The Columbia County Sheriff's Office says it is placing a moratorium on the use of canines to attack jail inmates, pending an investigation from the District Attorney's Office of an incident earlier this year.
Following the release of body camera footage showing Columbia County Jail deputies using a trained K9 in August to attack Christopher Bartlett, a non-compliant jail inmate, Sheriff Jeff Dickerson said he approached the DA's Office and requested the incident be independently reviewed.
The video footage was first published by the Spotlight earlier this month after a public records request. Since then, other media outlets throughout the Portland metro area have requested the same footage, causing heavy input from the public about the jail's policy for use of K9 force.
"I decided after some of the uproar that the graphic video engendered, that there was a disconnect between our understanding of the use of force and how it is applied and what some in the public view as the correct use of force," Dickerson stated.
He said he asked for the DA, who is familiar with reviewing use of force tactics by law enforcement, to review this particular use of force "to ensure that no laws were broken."
"In order for a use of force to be appropriate, it must be reasonable. If it is determined to be unreasonable, then our staff — like with anyone else — is potentially subject to criminal charges," Dickerson added.
Columbia County District Attorney Jeff Auxier says he is reviewing body camera footage from the incident, as well as other factors.

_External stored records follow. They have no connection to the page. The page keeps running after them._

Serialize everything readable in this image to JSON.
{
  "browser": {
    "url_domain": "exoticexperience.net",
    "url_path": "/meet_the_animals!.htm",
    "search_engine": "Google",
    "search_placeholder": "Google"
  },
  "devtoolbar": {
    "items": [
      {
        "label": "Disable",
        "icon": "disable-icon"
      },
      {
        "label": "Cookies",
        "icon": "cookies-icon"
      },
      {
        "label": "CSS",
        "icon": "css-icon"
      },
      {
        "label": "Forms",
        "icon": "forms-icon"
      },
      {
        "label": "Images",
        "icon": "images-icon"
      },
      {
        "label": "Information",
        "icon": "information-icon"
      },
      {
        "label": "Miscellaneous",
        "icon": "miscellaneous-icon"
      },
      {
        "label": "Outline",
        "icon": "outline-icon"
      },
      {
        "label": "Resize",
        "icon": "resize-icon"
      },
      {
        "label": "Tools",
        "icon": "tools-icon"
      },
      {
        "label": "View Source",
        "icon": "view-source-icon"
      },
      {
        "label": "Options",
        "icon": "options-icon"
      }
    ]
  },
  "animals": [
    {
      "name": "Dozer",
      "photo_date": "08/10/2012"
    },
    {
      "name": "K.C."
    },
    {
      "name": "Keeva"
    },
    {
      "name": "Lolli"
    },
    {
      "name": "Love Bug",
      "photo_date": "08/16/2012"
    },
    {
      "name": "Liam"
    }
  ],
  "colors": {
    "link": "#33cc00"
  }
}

"I am gathering information from several different sources in order to gain a thorough understanding of the incident and its surrounding circumstances," Auxier stated. "I believe this is necessary to be fair to all of the parties involved."
Auxier said there is no deadline for the investigation, but added he will "balance the need for a thorough examination with the need for a prompt resolution."
The inmate shown in the Aug. 1 incident had a history of fighting with law enforcement and was being disruptive in the jail, the sheriff said, refusing to comply with orders to place his hands through a slot in the cell door so he could be handcuffed and moved to a different pod.
That caused jail supervisors to call for a K9 who was sicced on the inmate after he was warned of getting bitten if he failed to follow orders. The inmate was attacked, fell to the ground, and received immediate medical treatment afterward for lacerations to his skin.
Dickerson confirmed earlier this month that the inmate had previously been transferred to a mental health facility. Others in the public who know the man also say he suffers from some degree of mental health issues.
The sheriff said the K9 has been used in the jail roughly half a dozen times as a show of force, and an in-house review of the August incident was deemed justified and compliant with the jail's policies. He did note, however, that only one incident report was filed after the attack on Bartlett. Following a records request, Dickerson said, he prompted other deputies involved to file their own reports months later.
In addition to the moratorium on canine force in the jail, Dickerson said he will also continue to engage the public on the issue of using force on inmates, particularly those with behavioral health challenges, while reaching out to other sheriff's offices for input and working closely with an attorney to develop best practices for the use of force within the jail.